Hoodie: Hey, does your mate still live in Amsterdam?
Beanie: Nah. He lives in Germany now. 
Hoodie: Yeah? What's he doin' there?
Beanie: He just smokes weed and spins decks and shit.

Hoodie: [laughs] Cool.... so does he like living in Germany?
Beanie: Nah, he says he wants to move.
Hoodie: Why, what's wrong with Germany? [incredulous] There's good food in Germany!
Beanie: He wants to live in America. Better money for beats.
Hoodie: [considers something] Y'know ya can't get done for speeding in Germany. There's no, uh, y'know, speed... Um, no like, speed... Y'know. You can drive however fast you want. I'd like to live in Germany.
Beanie: If I could live anywhere it'd be Japan.
Hoodie: Why Japan? Technology and shit?
Beanie: Nah, it's not that, it's like, they have no crime. It's a really safe place.... I mean, except if you're a woman.
Hoodie: [nodding] Yeah.
Beanie: Statistically, Japan has the lowest crime rate in the civilised world.
Hoodie: Yeah, 'course.
Beanie: Also it would be one place where I wouldn't have to learn a language.

Hoodie: You speak Japan? I mean.... like, Japanese?
Beanie: Nah, but you know, 70% of Japan speaks English.
Hoodie: Wow.
Beanie: And they have no dairy products.
Hoodie: Nah?
Beanie: Nah. And you know, like, how Britain is like, one in ten people have cancer? In Japan it's like, one in ten thousand.
Hoodie: Wow, serious? And that's from no milk?
Beanie: Yeah man, I'm telling you. Like, when you take the milk from the breast, that's it, that's all you need. And like, if you really can't live without it, drink soya milk.
Hoodie: Oh. So is that better?
Beanie: Yeah, soya milk has less fat for one thing. It's more natural. 'Cos see, normal milk is from an animal, and soya milk is like, from the seed of a plant. 
Hoodie: Yeah?
Beanie: Yeah, soya has loads of vitamins and nutrients as well. And it has way less fat.
Hoodie: Like how?

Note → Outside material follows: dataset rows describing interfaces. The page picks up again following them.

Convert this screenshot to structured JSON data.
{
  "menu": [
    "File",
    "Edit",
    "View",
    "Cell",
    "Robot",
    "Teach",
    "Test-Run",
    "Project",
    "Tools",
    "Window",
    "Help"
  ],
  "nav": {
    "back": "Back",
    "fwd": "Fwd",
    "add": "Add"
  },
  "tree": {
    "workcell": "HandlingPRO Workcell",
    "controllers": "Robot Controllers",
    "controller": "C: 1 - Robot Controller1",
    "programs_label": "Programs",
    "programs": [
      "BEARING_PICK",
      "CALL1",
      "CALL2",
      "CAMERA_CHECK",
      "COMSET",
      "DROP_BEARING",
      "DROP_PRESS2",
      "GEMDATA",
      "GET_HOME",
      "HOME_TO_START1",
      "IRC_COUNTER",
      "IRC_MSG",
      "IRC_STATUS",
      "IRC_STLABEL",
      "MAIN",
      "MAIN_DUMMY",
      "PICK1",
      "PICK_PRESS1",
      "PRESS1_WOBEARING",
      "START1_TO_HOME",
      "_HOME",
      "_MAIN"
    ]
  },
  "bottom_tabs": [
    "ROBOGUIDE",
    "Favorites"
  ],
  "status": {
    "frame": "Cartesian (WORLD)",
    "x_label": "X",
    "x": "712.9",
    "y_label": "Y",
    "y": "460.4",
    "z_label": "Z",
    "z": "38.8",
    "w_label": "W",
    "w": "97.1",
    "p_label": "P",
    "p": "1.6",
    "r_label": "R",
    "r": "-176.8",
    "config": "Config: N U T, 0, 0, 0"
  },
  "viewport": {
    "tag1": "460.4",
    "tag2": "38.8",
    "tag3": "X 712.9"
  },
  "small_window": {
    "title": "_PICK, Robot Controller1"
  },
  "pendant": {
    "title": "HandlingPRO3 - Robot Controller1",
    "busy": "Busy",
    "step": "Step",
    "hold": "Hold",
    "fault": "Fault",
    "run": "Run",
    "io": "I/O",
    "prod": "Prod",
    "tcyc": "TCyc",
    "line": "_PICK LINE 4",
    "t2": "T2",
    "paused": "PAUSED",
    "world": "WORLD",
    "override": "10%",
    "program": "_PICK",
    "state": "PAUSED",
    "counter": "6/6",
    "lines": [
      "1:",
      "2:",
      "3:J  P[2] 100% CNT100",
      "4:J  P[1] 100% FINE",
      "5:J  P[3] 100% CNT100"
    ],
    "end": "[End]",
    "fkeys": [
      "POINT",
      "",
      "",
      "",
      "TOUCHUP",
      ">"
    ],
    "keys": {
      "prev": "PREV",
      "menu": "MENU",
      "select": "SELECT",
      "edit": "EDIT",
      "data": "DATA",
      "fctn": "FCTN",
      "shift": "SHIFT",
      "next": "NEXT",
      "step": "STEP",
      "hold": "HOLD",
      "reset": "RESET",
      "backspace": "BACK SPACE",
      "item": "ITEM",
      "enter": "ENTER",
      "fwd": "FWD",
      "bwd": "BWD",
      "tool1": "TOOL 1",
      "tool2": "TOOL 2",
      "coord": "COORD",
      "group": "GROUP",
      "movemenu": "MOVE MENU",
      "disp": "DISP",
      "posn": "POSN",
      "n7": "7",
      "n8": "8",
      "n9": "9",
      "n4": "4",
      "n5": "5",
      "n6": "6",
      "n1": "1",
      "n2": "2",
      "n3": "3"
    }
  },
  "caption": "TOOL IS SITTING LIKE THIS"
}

Beanie: Like, if this much milk had eleven grams of fat, the same amount of soya would have, like, two.
Hoodie: Wow. Does it taste the same as milk then?
Beanie: Sort of. It's fruitier. Like.... let me describe this. [thinks] Ok, imagine herbal milk.
Hoodie: Uh, yeah. Yeah.
Beanie: It's like that.